[WORK TASK] Filter the records below for the word "will". Keep each line that has it.

Records from a data collection:
# # #
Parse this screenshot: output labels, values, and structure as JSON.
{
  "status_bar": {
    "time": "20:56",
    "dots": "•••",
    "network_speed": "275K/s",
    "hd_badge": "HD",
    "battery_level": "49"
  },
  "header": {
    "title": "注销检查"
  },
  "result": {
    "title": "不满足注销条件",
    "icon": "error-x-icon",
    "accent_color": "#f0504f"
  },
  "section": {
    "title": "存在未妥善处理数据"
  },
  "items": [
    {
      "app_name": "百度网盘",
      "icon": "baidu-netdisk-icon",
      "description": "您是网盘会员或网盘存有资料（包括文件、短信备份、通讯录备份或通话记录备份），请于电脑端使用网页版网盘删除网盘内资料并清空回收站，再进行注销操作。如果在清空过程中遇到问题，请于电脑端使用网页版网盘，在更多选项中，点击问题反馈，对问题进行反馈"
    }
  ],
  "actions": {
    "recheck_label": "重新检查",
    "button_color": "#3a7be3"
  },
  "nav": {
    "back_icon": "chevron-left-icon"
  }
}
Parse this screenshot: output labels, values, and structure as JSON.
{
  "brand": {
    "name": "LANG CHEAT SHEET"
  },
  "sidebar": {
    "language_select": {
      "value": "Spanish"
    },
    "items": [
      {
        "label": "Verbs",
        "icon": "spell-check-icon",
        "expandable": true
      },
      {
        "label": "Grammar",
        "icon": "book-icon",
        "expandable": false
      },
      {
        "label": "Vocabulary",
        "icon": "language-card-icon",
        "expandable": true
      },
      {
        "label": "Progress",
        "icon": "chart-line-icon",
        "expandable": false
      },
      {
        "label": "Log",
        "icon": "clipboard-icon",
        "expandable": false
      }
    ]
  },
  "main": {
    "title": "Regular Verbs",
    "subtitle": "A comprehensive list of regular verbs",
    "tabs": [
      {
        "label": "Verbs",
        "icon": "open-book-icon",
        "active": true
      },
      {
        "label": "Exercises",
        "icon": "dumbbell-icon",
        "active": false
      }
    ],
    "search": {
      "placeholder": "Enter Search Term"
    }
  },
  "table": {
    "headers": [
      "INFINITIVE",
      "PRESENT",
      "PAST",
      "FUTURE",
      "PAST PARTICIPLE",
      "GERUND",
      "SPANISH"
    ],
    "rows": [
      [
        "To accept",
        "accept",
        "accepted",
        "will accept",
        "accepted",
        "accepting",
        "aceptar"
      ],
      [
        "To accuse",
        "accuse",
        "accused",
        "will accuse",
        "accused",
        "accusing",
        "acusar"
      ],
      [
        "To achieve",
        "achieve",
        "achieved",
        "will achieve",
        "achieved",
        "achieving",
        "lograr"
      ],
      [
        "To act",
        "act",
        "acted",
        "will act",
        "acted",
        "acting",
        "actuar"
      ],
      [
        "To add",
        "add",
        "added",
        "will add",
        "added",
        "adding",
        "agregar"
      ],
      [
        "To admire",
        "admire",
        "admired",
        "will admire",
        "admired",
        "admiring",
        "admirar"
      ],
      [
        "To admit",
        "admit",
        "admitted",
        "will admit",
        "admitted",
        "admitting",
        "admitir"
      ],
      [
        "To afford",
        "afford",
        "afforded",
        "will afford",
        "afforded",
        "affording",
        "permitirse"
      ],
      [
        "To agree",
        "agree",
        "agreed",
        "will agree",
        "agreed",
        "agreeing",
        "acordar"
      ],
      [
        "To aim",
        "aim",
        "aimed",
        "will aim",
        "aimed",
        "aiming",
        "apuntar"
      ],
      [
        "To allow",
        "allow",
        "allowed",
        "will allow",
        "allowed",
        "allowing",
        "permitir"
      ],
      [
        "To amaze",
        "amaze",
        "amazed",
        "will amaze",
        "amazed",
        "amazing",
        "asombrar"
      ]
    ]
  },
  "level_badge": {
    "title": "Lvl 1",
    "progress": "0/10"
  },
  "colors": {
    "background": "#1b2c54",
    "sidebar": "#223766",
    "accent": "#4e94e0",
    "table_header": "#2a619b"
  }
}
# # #
[COMPLETED TASK]
        "will accept",
        "will accuse",
        "will achieve",
        "will act",
        "will add",
        "will admire",
        "will admit",
        "will afford",
        "will agree",
        "will aim",
        "will allow",
        "will amaze",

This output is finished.